Submit Proposals for the 2017 NCFR Annual Conference 

Submit your proposal by March 1 for the National Council on Family Relations (NCFR) 2017 Annual Conference, planned for Nov. 15-18 in Orlando, Florida. The conference theme is “Families as Catalysts: Shaping Neurons, Neighborhoods, and Nations.”

In today’s society, much of the dialogue about families focuses on the economic and social “costs” of families. The 2017 NCFR Annual Conference will turn the tide on that notion, highlighting research, teaching, and practices that illustrate how families serve as catalysts to create and support healthy children, neighborhoods, communities, and societies. Possible presentation formats include papers, posters, roundtables, symposia, workshops, poster symposia, and lightning paper sessions.

Submit your proposal online by 11:59 p.m. Pacific time on Wednesday, March 1, 2017. Find more details about the conference and proposal submission at

With questions, please email or call NCFR at 888-781-9331.


Assistant Professor Position at the Utrecht University, The Netherlands

Please note the vacancy for an Assistant Professor in Interdisciplinary Social Science: Youth Studies at Utrecht University:

We would appreciate it if you were to share this vacancy with people for whom this position may be of interest. For more information, please contact Prof. Catrin Finkenauer (


Assistant Professor Position at the University of Alabama

THE DEPARTMENT OF COMMUNICATION STUDIES AT THE UNIVERSITY OF ALABAMA invites applications for a full-time, tenure-earning, assistant professor position in interpersonal communication to begin 16 August 2017. Applicants must have a completed Ph.D. prior to the start date. Those with an already-established program of research and publication are preferred.

The successful candidate will be eligible for graduate faculty status in an interdisciplinary doctoral program in Communication & Information Sciences, will be expected to maintain an active, ongoing program of research and professional activities within a growing and dynamic departmental community, and will have a strong commitment to instructional excellence. Experience in research grant writing is desirable. Instructional responsibilities include teaching two courses per semester, as assigned, collaborating in developing interpersonal communication as a research area in the departmental M.A. and college-wide doctoral programs, directing and serving on thesis and dissertation committees, and advising undergraduate and graduate students, at both M.A. and doctoral levels.

The desired candidate’s research and teaching interests will be primarily focused in interpersonal communication, with particular expertise in one or more of the following areas preferred: family or relational communication, nonverbal, health, coping, civility, conflict, mediated identities, and prosocial, deceptive, or transgressive communication. We welcome all methodological orientations. As a member of the department, the successful candidate will teach both undergraduate and graduate courses, both M.A. and doctoral, which match the research and teaching interests of the candidate. The candidate will also serve on department, college, and university committees and help contribute to a collegial, inclusive, and dynamic scholarly community.

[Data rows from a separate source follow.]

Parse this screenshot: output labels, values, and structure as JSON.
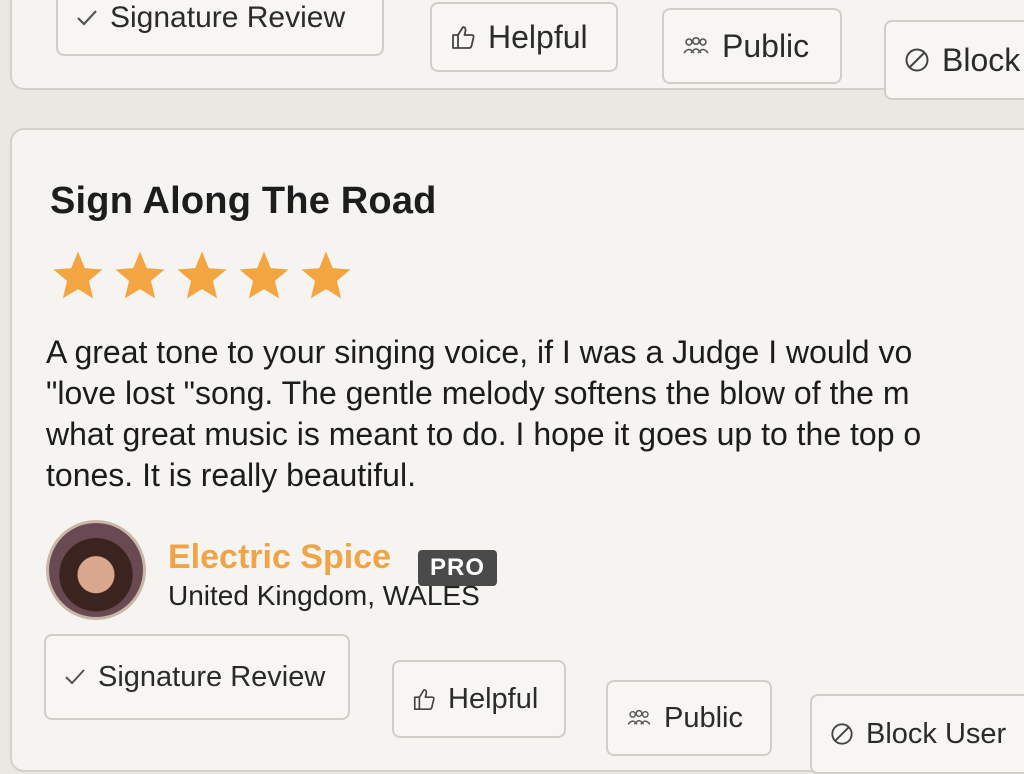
{
  "top_actions": {
    "signature_review": "Signature Review",
    "helpful": "Helpful",
    "public": "Public",
    "block_user": "Block"
  },
  "review": {
    "title": "Sign Along The Road",
    "rating": 5,
    "rating_max": 5,
    "text_lines": [
      "A great tone to your singing voice, if I was a Judge I would vo",
      "\"love lost \"song. The gentle melody softens the blow of the m",
      "what great music is meant to do. I hope it goes up to the top o",
      "tones. It is really beautiful."
    ],
    "author": {
      "name": "Electric Spice",
      "badge": "PRO",
      "location": "United Kingdom, WALES"
    }
  },
  "actions": {
    "signature_review": "Signature Review",
    "helpful": "Helpful",
    "public": "Public",
    "block_user": "Block User"
  },
  "colors": {
    "star": "#f2a541",
    "author_name": "#f0a447",
    "badge_bg": "#4a4a4a",
    "card_bg": "#f5f4f0",
    "border": "#cfcec8"
  },
  "icons": {
    "signature": "checkmark-icon",
    "helpful": "thumbs-up-icon",
    "public": "people-icon",
    "block": "block-icon"
  }
}
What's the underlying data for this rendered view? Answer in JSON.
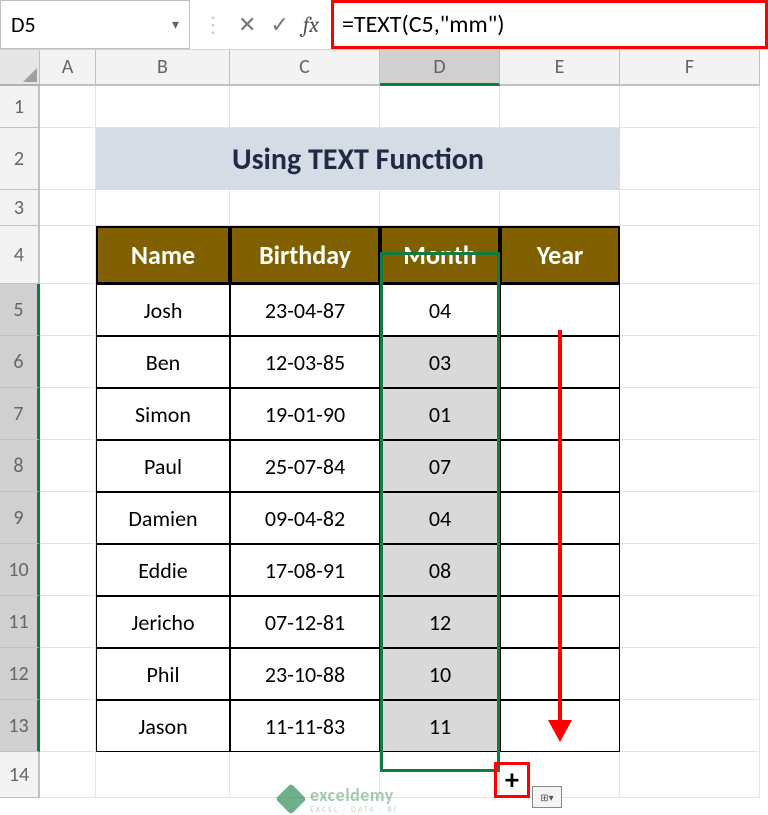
{
  "namebox": {
    "value": "D5"
  },
  "formula_bar": {
    "value": "=TEXT(C5,\"mm\")"
  },
  "columns": [
    "A",
    "B",
    "C",
    "D",
    "E",
    "F"
  ],
  "row_headers": [
    "1",
    "2",
    "3",
    "4",
    "5",
    "6",
    "7",
    "8",
    "9",
    "10",
    "11",
    "12",
    "13",
    "14"
  ],
  "title": "Using TEXT Function",
  "table": {
    "headers": {
      "name": "Name",
      "birthday": "Birthday",
      "month": "Month",
      "year": "Year"
    },
    "rows": [
      {
        "name": "Josh",
        "birthday": "23-04-87",
        "month": "04",
        "year": ""
      },
      {
        "name": "Ben",
        "birthday": "12-03-85",
        "month": "03",
        "year": ""
      },
      {
        "name": "Simon",
        "birthday": "19-01-90",
        "month": "01",
        "year": ""
      },
      {
        "name": "Paul",
        "birthday": "25-07-84",
        "month": "07",
        "year": ""
      },
      {
        "name": "Damien",
        "birthday": "09-04-82",
        "month": "04",
        "year": ""
      },
      {
        "name": "Eddie",
        "birthday": "17-08-91",
        "month": "08",
        "year": ""
      },
      {
        "name": "Jericho",
        "birthday": "07-12-81",
        "month": "12",
        "year": ""
      },
      {
        "name": "Phil",
        "birthday": "23-10-88",
        "month": "10",
        "year": ""
      },
      {
        "name": "Jason",
        "birthday": "11-11-83",
        "month": "11",
        "year": ""
      }
    ]
  },
  "watermark": {
    "brand": "exceldemy",
    "tagline": "EXCEL · DATA · BI"
  }
}
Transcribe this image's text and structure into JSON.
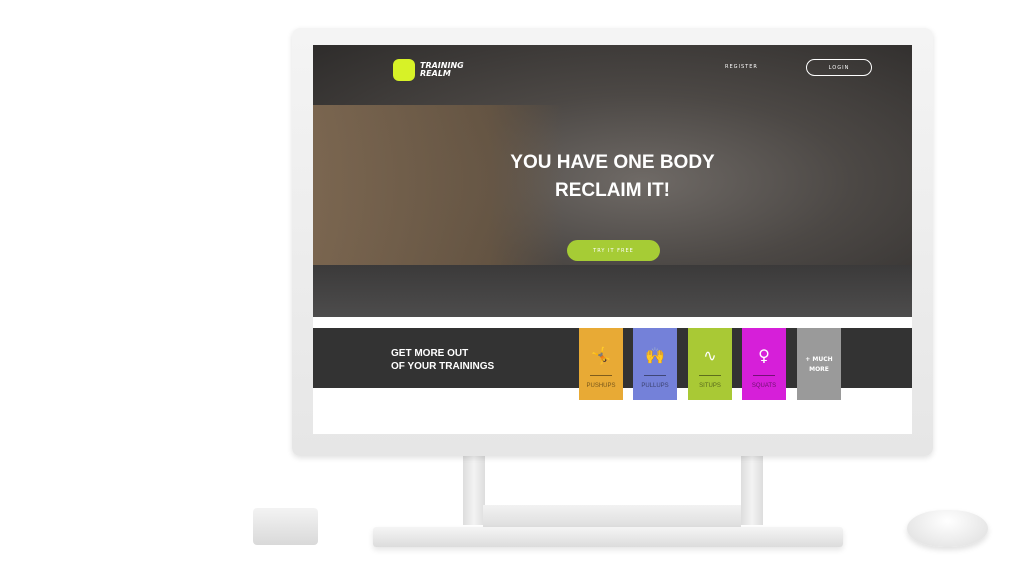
{
  "site": {
    "logo_line1": "TRAINING",
    "logo_line2": "REALM",
    "accent": "#d7f227"
  },
  "nav": {
    "register": "REGISTER",
    "login": "LOGIN"
  },
  "hero": {
    "headline_line1": "YOU HAVE ONE BODY",
    "headline_line2": "RECLAIM IT!",
    "cta": "TRY IT FREE",
    "cta_color": "#a6cc35"
  },
  "band": {
    "line1": "GET MORE OUT",
    "line2": "OF YOUR TRAININGS"
  },
  "tiles": [
    {
      "label": "PUSHUPS",
      "color": "#e8aa35",
      "icon": "pushup-icon"
    },
    {
      "label": "PULLUPS",
      "color": "#7481d9",
      "icon": "pullup-icon"
    },
    {
      "label": "SITUPS",
      "color": "#a9c935",
      "icon": "situp-icon"
    },
    {
      "label": "SQUATS",
      "color": "#d61fd9",
      "icon": "squat-icon"
    },
    {
      "label_line1": "+ MUCH",
      "label_line2": "MORE",
      "color": "#9a9a9a"
    }
  ]
}
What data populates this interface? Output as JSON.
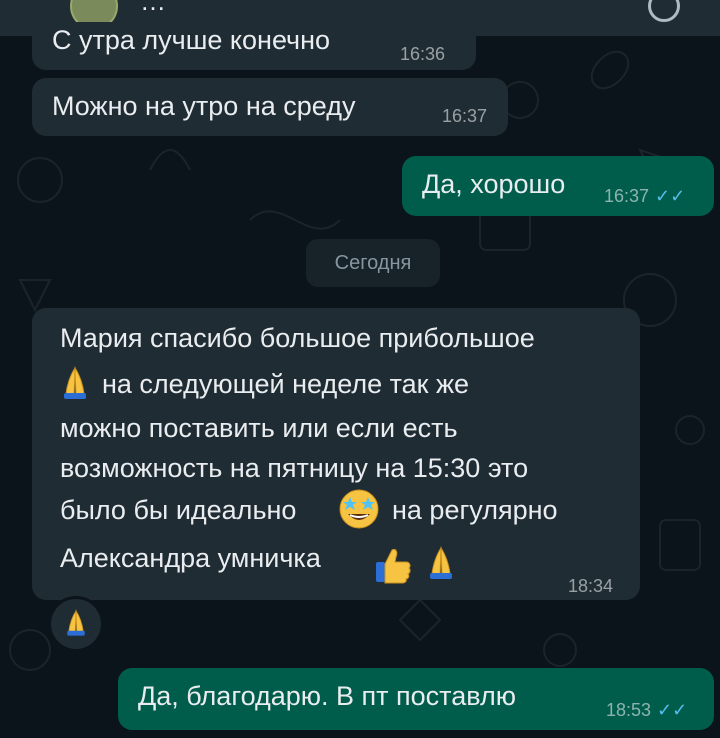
{
  "header": {
    "contact_name": "…"
  },
  "messages": [
    {
      "direction": "in",
      "text": "С утра лучше конечно",
      "time": "16:36"
    },
    {
      "direction": "in",
      "text": "Можно на утро на среду",
      "time": "16:37"
    },
    {
      "direction": "out",
      "text": "Да, хорошо",
      "time": "16:37",
      "status": "read"
    },
    {
      "direction": "in",
      "lines": [
        "Мария спасибо большое прибольшое",
        "на следующей неделе так же",
        "можно поставить или если есть",
        "возможность на пятницу на 15:30  это",
        "было бы идеально",
        "на регулярно",
        "Александра умничка"
      ],
      "time": "18:34",
      "reaction": "folded-hands"
    },
    {
      "direction": "out",
      "text": "Да, благодарю. В пт поставлю",
      "time": "18:53",
      "status": "read"
    }
  ],
  "date_separator": "Сегодня",
  "colors": {
    "background": "#0b141a",
    "incoming_bubble": "#202c33",
    "outgoing_bubble": "#005c4b",
    "read_ticks": "#53bdeb"
  },
  "icons": [
    "double-check-icon",
    "folded-hands-emoji",
    "star-struck-emoji",
    "thumbs-up-emoji"
  ]
}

Those with an interest in the position may apply at Follow the online directions to upload these required materials: (1) a cover letter providing evidence of scholarship and teaching ability, (2) a current curriculum vitae, (3) a statement of the candidate’s teaching philosophy, (4) a description of the candidate’s research program, and (5) the names and communication addresses of three professional references. Only completed files will be evaluated. Review of applicants will begin 1 March and continue until the position is filled.

For additional information, please contact the Search Committee Chair: Dr. Mary Meares at

The University of Alabama is committed to promoting diversity. Women, members of minority groups, and persons with disabilities are encouraged to apply. The University of Alabama is an Affirmative Action/Equal Opportunity employer.

Visit our website at